Having demonstrated to her that shooting is a very enjoyable pastime, I decided it was time for politics and philosophy on the drive back to town while she was still in the afterglow of discovering a marvelous new activity. After some awkward discussion, she was the one who cut to bone of the issue and challenged me to explain why Second Amendment advocates are so dedicated to words penned so long ago. How is such a thing still relevant? Is not ‘gun violence’ reason enough to heavily restrict the ownership and use of firearms, enjoyment notwithstanding?
After the usual statistical arguments (Wouldn’t we be better off banning bicycles and fists to save lives? They take more live, after all.) I tried a different tack. During the ‘Arab Spring’ she was very enamored of the romantic thought of people rising up and casting off a tyrant, especially the fall of Gadafi in Libya (the long-term consequences being a separate issue). I gently inquired how the Libyans were able to overthrow the man. I gently steered her into recognizing that they were able to do so because they had armed themselves.
Unarmed demonstrations can be put down. Armed revolutionaries are an entirely different matter. I likened this to the American Revolution. She understood the analogy easily enough, but was unwilling to make the intellectual leap to recognizing that the maintenance of an armed American populace is ultimately a safeguard against tyranny. After all, she inquired, isn’t America past that? Too civilized? I asked her, what makes us all that different from those folks across the Atlantic. Isn’t human nature universal and more or less uniform?
She started to more-or-less say that we are ‘better’ than them, but bit off her words, unwilling to assert racial or cultural superiority, per her other beliefs. Neither of us spoke a word for several minutes. I finally gently inquired that if firearms are the ultimate safeguard against government gone wrong, what’s so bad about their insignificant statistical cost? She didn’t reply, but her brow was furrowed with the struggle of reconciling that argument with her pro-gun control beliefs. When the conversation resumed, it turned to other issues, and I didn’t press further, deciding I may have pushed my luck a bit much for one day.
After parting ways, I began to wonder: would she come around? Would she at least want to go shooting again? Or would she turn back to old ways and hold against me my pro-gun beliefs in the same way as she done to her ex? A full turnaround of her beliefs was simply to much to hope for. I decided I would settle for some small of sign of her relenting.
Three days later, she left me a voicemail:
“Hey, sorry to disturb, I was just wondering if you’d maybe want to take me shooting again.
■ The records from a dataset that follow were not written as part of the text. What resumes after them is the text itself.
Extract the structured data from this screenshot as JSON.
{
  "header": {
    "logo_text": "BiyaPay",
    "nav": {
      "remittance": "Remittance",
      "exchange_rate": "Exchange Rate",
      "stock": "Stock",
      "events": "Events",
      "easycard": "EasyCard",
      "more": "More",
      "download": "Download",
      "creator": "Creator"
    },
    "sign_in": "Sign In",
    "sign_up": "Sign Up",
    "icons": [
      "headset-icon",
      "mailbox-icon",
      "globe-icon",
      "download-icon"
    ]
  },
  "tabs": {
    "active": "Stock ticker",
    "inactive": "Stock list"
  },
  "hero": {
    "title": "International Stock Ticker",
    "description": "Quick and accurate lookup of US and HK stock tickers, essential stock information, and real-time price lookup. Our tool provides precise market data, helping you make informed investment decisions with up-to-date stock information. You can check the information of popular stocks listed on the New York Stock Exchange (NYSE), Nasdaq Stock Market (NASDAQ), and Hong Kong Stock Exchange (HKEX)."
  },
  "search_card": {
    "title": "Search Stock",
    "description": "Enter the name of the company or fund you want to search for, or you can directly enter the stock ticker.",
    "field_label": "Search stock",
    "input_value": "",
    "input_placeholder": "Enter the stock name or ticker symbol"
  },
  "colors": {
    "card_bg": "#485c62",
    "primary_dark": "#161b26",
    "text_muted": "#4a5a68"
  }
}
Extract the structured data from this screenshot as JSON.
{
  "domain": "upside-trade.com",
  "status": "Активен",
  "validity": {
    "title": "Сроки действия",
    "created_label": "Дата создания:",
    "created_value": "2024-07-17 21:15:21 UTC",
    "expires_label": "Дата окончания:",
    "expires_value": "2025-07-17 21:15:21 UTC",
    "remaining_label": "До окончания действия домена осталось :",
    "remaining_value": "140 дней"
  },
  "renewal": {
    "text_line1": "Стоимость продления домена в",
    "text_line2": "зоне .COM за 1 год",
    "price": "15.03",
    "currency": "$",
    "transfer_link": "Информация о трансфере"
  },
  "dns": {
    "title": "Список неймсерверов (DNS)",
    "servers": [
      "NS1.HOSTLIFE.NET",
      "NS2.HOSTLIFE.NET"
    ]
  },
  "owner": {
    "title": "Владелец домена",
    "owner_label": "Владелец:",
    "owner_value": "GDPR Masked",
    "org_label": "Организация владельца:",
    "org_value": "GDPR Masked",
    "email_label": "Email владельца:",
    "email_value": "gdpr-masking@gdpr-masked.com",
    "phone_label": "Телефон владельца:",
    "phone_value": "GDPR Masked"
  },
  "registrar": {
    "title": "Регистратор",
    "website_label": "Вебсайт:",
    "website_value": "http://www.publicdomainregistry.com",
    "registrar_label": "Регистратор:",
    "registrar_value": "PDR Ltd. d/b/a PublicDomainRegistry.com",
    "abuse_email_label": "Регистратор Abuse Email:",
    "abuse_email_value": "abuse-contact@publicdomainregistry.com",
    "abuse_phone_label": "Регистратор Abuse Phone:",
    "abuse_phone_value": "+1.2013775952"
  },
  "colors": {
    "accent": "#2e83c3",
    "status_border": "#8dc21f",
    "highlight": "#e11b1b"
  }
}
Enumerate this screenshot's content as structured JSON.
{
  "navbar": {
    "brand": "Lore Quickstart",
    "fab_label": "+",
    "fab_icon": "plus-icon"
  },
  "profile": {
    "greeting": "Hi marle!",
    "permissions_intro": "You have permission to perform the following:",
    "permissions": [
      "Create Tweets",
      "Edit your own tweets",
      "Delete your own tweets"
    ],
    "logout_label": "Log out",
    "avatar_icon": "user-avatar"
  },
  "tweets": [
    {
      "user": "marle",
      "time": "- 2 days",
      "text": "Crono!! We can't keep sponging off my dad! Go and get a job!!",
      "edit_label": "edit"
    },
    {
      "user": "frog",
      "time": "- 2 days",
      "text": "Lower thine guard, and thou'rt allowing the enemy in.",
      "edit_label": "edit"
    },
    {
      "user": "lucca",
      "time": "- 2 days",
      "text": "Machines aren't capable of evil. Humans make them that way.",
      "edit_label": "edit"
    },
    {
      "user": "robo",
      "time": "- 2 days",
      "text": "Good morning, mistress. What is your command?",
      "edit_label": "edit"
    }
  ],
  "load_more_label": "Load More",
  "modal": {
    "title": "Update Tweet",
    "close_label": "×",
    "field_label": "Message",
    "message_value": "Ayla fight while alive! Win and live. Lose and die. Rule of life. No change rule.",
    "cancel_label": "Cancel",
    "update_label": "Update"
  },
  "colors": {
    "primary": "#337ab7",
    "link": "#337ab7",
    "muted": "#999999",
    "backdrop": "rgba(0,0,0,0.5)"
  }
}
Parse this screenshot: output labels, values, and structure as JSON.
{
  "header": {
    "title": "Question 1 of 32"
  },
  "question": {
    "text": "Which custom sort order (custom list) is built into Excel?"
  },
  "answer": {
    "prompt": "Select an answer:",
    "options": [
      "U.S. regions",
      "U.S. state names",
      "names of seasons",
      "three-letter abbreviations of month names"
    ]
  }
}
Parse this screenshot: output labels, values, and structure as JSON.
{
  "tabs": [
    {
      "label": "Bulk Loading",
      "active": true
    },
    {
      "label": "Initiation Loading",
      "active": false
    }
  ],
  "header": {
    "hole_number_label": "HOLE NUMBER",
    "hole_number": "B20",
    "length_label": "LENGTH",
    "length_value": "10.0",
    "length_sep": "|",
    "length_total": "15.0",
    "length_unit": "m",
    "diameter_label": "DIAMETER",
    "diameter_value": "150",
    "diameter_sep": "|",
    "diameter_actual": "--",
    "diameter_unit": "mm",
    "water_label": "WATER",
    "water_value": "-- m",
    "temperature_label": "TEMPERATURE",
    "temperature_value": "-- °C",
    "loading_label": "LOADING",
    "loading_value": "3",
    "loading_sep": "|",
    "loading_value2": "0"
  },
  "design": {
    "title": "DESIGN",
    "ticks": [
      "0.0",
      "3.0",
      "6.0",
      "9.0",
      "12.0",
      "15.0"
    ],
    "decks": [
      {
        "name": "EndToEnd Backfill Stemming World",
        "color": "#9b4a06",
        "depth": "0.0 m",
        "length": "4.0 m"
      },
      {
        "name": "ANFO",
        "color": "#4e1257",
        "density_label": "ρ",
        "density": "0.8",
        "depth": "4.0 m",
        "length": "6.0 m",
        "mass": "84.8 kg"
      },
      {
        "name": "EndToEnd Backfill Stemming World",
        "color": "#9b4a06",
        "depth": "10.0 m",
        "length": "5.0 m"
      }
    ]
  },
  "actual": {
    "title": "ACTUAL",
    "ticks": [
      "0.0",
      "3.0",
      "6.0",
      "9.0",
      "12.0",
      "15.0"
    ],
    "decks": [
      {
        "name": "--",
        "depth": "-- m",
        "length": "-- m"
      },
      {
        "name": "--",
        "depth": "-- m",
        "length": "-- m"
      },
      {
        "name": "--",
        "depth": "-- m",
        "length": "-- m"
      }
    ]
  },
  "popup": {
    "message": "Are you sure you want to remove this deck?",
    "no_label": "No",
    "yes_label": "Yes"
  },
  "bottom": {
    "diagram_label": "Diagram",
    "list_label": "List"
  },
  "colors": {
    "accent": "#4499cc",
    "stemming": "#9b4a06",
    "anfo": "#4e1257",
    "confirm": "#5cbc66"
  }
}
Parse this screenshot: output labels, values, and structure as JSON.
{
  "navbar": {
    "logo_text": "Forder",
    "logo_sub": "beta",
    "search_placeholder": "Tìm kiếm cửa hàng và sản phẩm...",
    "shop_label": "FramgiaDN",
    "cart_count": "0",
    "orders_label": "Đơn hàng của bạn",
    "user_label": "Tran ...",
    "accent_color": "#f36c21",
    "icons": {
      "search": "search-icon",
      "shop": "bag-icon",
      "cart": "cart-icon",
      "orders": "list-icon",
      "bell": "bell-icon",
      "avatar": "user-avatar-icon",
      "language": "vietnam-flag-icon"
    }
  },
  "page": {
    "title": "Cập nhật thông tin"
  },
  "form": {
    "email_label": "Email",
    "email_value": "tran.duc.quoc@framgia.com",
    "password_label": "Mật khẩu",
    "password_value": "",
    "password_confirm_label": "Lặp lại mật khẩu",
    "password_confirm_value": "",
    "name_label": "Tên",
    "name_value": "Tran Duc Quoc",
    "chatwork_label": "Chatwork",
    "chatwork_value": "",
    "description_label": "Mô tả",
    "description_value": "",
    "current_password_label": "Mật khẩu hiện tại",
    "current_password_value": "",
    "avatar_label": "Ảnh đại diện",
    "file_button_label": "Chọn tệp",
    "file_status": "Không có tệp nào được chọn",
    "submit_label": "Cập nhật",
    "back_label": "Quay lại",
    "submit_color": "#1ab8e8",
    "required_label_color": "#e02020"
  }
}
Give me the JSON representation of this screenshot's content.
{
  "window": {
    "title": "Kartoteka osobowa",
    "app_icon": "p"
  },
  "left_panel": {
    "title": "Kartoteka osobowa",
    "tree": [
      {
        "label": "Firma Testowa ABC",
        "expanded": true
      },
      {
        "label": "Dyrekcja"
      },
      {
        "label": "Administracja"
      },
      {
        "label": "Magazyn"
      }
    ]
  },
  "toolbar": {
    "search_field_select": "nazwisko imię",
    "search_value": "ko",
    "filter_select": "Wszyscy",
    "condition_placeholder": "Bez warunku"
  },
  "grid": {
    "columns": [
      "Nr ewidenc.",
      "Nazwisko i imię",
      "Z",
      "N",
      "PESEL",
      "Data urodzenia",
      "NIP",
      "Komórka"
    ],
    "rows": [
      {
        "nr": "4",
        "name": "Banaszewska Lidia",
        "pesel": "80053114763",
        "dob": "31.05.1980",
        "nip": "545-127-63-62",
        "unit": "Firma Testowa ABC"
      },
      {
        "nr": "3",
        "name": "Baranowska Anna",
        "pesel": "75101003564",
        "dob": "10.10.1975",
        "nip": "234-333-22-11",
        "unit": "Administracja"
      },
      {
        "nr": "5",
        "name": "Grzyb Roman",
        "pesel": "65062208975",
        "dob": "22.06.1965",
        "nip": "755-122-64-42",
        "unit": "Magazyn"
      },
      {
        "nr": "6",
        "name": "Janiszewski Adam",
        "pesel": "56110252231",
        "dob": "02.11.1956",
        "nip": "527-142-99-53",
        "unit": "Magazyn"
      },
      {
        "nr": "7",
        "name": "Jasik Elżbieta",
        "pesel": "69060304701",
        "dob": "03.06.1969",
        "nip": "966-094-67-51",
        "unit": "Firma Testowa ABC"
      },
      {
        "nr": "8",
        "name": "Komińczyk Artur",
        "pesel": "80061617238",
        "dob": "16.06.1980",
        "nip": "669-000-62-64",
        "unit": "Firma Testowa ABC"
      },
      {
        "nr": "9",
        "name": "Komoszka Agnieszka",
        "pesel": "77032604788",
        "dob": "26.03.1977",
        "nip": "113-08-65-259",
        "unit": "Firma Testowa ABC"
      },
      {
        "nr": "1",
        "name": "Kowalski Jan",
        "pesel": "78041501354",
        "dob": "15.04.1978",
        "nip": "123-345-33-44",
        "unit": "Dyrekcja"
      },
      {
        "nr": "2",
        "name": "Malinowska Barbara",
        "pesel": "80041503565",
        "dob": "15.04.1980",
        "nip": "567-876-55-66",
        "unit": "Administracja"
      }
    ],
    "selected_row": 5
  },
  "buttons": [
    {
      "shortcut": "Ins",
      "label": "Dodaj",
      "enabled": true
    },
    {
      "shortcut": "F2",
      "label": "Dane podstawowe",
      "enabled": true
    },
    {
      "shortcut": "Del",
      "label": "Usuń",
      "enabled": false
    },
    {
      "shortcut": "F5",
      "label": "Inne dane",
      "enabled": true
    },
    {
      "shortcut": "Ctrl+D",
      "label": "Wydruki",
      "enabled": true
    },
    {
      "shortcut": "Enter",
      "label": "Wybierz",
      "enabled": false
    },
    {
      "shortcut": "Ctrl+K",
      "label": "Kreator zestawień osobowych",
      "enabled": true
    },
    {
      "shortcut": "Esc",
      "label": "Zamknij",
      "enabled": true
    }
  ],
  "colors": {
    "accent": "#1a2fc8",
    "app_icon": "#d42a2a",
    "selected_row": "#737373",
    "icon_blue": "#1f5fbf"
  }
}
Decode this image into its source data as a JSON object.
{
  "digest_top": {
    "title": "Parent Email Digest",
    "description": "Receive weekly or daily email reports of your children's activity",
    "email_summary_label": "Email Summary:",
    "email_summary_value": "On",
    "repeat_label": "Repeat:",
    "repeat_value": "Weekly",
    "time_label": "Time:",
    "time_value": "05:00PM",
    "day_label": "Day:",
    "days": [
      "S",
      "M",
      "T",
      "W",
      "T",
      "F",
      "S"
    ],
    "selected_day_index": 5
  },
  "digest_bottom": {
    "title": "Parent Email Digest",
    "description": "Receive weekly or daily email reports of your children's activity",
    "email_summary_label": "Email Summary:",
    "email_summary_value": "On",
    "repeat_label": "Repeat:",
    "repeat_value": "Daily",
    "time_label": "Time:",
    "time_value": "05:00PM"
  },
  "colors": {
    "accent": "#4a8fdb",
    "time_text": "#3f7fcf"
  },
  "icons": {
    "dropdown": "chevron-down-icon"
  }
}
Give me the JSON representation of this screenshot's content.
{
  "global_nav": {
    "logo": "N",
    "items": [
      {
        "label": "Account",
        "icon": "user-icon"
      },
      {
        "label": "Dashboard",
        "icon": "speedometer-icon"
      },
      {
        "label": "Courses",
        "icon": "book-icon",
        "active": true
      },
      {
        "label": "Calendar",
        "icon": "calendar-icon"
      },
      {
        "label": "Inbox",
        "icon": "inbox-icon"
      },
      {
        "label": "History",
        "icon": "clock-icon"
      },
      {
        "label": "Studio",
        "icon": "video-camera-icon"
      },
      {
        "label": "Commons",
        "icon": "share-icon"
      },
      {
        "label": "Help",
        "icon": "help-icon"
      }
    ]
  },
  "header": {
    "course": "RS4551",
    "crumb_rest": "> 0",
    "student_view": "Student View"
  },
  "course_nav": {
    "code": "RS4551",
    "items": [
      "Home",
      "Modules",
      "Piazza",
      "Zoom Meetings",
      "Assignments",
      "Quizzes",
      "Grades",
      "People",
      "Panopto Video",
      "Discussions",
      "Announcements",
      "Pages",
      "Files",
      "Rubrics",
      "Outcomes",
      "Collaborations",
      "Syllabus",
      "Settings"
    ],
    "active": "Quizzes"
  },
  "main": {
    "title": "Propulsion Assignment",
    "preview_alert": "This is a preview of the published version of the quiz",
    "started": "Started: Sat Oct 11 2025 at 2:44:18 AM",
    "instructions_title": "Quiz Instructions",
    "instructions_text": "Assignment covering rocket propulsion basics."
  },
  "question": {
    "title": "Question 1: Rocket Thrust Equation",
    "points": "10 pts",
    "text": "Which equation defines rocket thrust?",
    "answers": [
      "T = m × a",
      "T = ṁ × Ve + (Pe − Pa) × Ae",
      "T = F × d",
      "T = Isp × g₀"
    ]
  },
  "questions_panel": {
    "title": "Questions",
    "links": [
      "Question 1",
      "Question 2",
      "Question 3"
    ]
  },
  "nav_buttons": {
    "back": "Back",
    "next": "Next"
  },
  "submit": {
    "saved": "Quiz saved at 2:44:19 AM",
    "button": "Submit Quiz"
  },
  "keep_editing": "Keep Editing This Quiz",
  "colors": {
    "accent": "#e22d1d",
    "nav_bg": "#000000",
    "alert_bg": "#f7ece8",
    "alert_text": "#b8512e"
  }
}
I, uh, tried to find some of that .22 rifle ammunition, but I couldn’t, so I got a box of .30-06 instead at Walmart. Hope that’s okay. Anyway, give me a call either way.”
I wonder what’ll happen when she discovers that guns come in pink and purple.